I lived on the third floor of Block no. 1 of Cité Universitaire, La Colombière. Like any other on the campus, Block 1 was partial to equality – all rooms were exactly 10m² small. I recalled the beginnings of this adventure. When everything was still a novelty, this tiny space felt cozy and safe – a return destination. However, with every passing day, as I settled and gained confidence in my surroundings, the room slowly shrank. New pots and pans, towels, toilet paper, breakfast cereals – material possessions have each stolen a piece of my space. Instead of returning to, my room became a place to escape from. I was constantly on the move, restless. My mind recalled the seldom week or two of rain and late-nighters that forced me into staying indoors and how anxious I grew with each passing day.

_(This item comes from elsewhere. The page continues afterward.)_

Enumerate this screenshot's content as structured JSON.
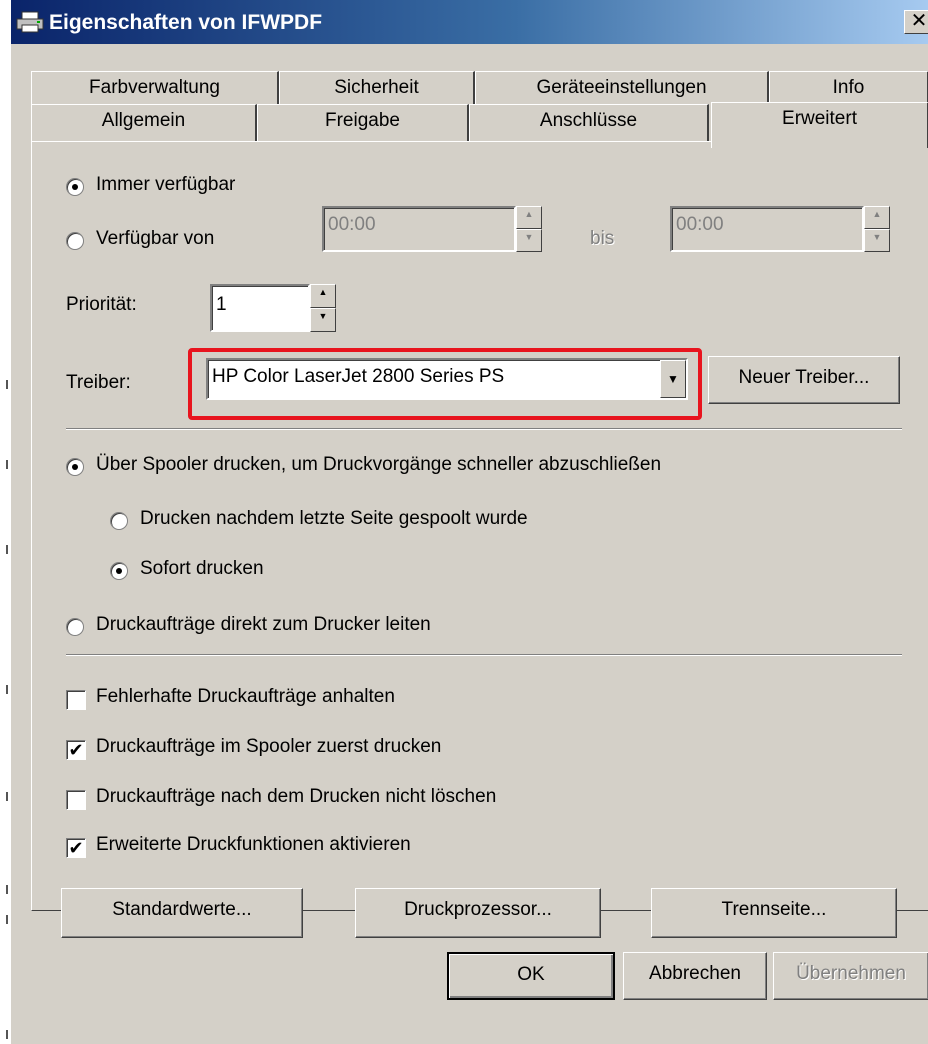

I froze. Theoretical assumptions may have some truth in them after all. I snapped back into reality and looked back at the stack of books and sheets sprawled across the table in a hap-hazard way – an unwelcome reminder of the approaching essay hand-up. Each of these sources had something to say about the consequences of constrained space on emotional and psychological wellbeing. These references, gathered thus far, were a clear give-away of the side I should choose to defend in this writing. Anxiety, social isolation, depression, stress – all these said to be a consequence of tight space and a further catalyst for anti-social behavior, hindered learning in children, frustration, and more. The arguments were many. However, the nostalgic image of Cité La Colombière, left me doubtful of the words I quoted. Although minimalistic living was a challenge and many of the assumptions I quoted in my essay found their confirmation in my own experiences at Block 1, I felt uneasy. How can it be that this building evokes so much nostalgia and finds itself among my most cherished memories?
If buildings had personalities, Block 1 was certainly a moody one. From late morning to early afternoon, it greeted me with an air of austerity and silence. Every now and then, a gentle door slam could be heard somewhere on the second floor, or a vague murmur of a hoover a few doors up. The coolness of its still, earthy air, from time to time broken up by a breeze, contrasted with the outside heat. In the afternoon, Block 1 was rather cheery. Laughter, footsteps, doors swinging back and forth, the instruments of cutlery and plates all accompanying each other to an echoing melody. Already the first step inside, had you exposed to this music, flowing swiftly alongside the sweet scents of cooking – delicious smells that immediately had your stomach rumbling. Taking the stairs at that hour was like taking a journey through a museum of scents, if such existed. From chicken curry on the first floor, through to cheese fondue, Bolognese, and fried rice on the uppermost level. The diversity of the building’s occupants couldn’t have been better felt than by the smell of their own cooking. The communal kitchen was the beating heart of the building, offering the most improvised and random of encounters. It was here that lasting friendships had their beginnings. On a weekend, everything about Block 1 seemed more relaxed. I would wake up to the sound of shutters rolled up lazily and to empty wine bottles shattering against the bottom of a recycling bin. The wind was always more gentle on Saturdays and birdsong more pronounced. Washing machines took a spin in the laundry below and a friendly chatter initiated between two strangers.
Looking back, I realise that although frustrating, 10m² was not the only fact to consider. If it weren’t for this, I wouldn’t have made any friendships in the kitchen nor have struck up deep conversations in the laundry. Life didn’t happen in the bedroom itself but everywhere else, and there was plenty of space there.